Work order —
Work out how many lines in the data include the string "Bump"; reply with that number alone.

——

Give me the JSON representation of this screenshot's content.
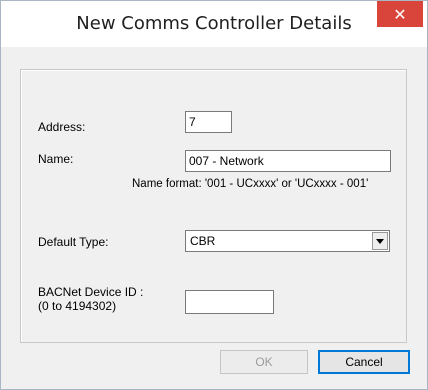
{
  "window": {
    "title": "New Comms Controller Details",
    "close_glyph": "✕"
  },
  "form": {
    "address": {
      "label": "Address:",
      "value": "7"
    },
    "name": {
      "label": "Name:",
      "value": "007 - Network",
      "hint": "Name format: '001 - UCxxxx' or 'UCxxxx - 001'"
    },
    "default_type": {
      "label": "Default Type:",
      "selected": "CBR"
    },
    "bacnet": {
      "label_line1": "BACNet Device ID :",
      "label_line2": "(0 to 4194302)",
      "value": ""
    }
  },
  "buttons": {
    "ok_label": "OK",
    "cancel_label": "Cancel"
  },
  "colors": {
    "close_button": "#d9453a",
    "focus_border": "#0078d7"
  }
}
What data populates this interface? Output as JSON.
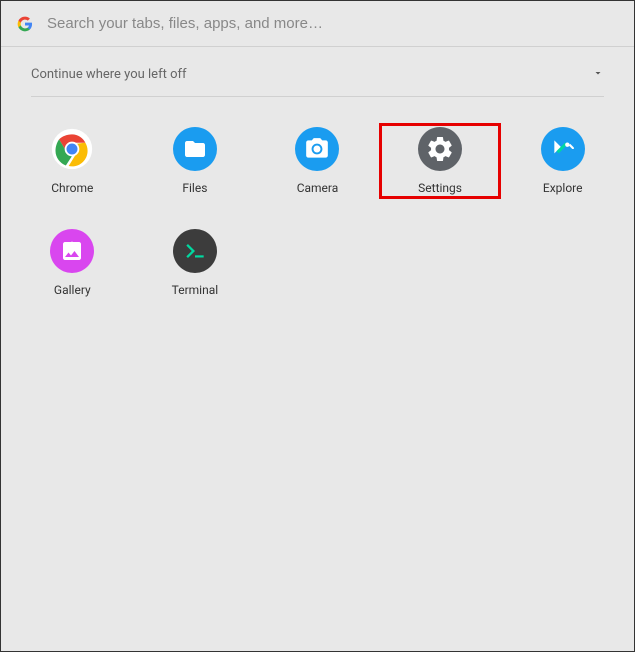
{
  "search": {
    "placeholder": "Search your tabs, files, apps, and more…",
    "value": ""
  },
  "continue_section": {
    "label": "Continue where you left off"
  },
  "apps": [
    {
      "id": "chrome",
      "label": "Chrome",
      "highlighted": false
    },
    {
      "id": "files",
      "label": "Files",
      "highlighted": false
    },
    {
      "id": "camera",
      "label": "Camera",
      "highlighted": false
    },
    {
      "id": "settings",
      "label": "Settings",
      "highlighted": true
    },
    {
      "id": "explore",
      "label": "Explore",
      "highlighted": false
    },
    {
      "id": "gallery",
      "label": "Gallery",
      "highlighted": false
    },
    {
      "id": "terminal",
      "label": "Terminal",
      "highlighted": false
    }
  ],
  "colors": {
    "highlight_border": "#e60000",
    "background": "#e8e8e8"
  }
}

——

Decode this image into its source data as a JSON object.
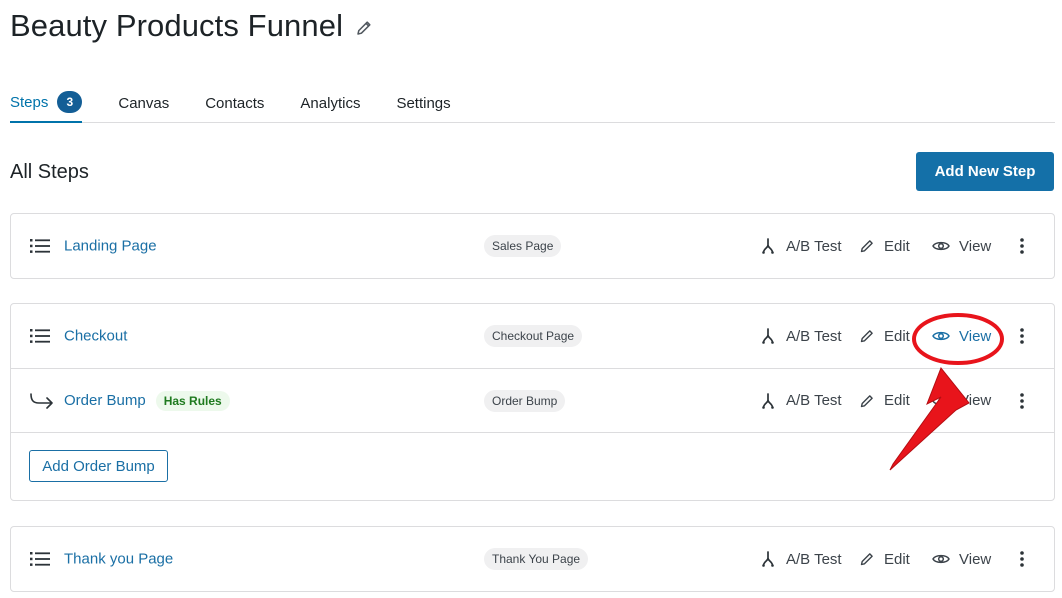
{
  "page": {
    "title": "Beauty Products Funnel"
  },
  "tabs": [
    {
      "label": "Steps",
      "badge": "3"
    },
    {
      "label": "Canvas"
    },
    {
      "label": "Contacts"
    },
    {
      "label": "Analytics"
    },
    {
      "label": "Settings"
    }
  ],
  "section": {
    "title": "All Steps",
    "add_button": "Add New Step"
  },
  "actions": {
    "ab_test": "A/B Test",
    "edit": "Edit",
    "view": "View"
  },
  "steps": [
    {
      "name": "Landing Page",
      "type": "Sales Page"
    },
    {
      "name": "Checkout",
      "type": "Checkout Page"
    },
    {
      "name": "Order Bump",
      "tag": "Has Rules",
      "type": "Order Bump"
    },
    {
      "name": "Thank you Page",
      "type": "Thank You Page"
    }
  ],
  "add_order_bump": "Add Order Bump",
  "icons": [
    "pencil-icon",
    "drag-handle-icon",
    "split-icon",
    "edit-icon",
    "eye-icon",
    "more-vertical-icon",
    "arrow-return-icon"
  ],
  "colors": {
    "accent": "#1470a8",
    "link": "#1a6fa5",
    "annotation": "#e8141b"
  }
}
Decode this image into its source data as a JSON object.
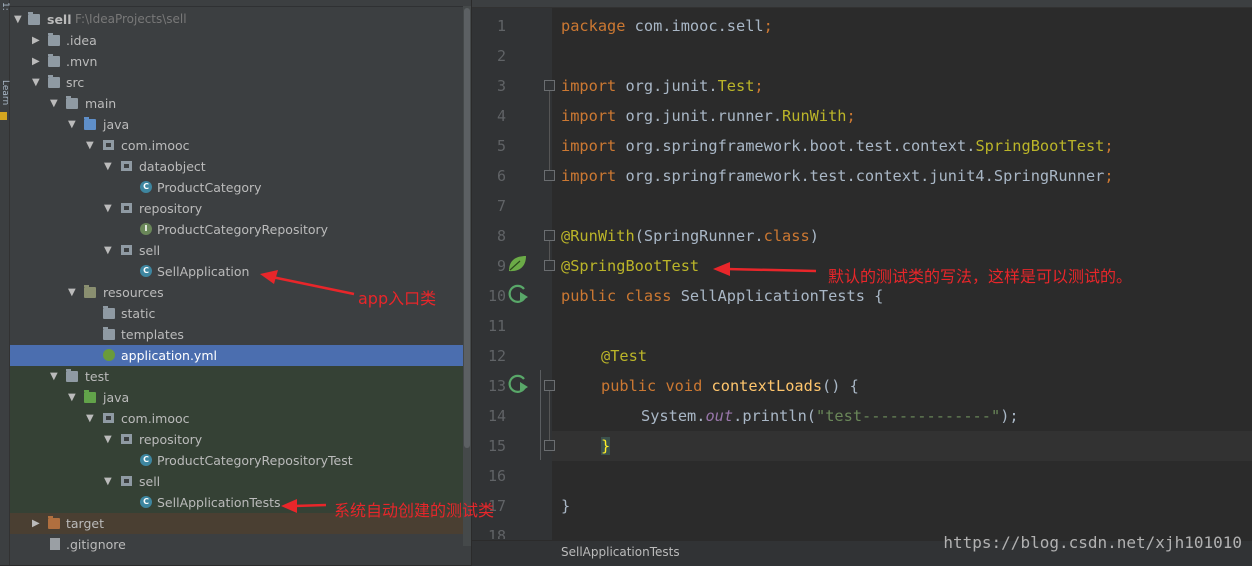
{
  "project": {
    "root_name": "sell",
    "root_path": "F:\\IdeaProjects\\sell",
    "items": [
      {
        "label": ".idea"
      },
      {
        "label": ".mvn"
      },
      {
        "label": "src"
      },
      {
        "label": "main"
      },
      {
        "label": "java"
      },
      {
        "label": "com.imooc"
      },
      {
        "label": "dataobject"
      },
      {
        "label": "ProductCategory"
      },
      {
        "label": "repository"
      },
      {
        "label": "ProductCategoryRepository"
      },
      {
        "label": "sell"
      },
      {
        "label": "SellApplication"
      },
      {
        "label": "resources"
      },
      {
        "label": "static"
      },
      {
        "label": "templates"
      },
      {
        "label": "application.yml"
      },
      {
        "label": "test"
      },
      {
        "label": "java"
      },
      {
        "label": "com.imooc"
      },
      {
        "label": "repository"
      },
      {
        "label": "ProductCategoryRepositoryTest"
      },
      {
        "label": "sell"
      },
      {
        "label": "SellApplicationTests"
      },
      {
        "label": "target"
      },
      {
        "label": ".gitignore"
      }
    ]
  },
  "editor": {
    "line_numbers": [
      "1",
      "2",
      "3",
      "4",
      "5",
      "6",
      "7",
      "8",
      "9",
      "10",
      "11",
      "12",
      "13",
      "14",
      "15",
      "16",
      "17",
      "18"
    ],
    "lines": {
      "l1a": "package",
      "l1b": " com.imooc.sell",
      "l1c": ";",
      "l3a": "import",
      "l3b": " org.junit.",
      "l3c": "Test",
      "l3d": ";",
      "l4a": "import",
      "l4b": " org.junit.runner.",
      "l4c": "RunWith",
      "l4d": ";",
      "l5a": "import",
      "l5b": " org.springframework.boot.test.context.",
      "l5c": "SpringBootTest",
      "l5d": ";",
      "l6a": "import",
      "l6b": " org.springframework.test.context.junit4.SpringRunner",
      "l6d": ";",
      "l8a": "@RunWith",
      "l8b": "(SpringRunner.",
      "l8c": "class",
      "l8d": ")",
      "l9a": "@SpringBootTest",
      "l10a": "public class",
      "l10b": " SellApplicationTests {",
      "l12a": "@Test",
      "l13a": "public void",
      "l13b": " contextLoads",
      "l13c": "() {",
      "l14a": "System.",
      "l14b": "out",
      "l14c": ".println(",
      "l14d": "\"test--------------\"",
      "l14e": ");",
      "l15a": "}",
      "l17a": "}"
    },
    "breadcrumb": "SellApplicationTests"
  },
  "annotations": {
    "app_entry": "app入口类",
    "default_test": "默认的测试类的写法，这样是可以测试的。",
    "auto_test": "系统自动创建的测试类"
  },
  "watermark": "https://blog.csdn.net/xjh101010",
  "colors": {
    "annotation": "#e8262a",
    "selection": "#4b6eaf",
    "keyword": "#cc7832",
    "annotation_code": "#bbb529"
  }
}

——

Exercise answer —
3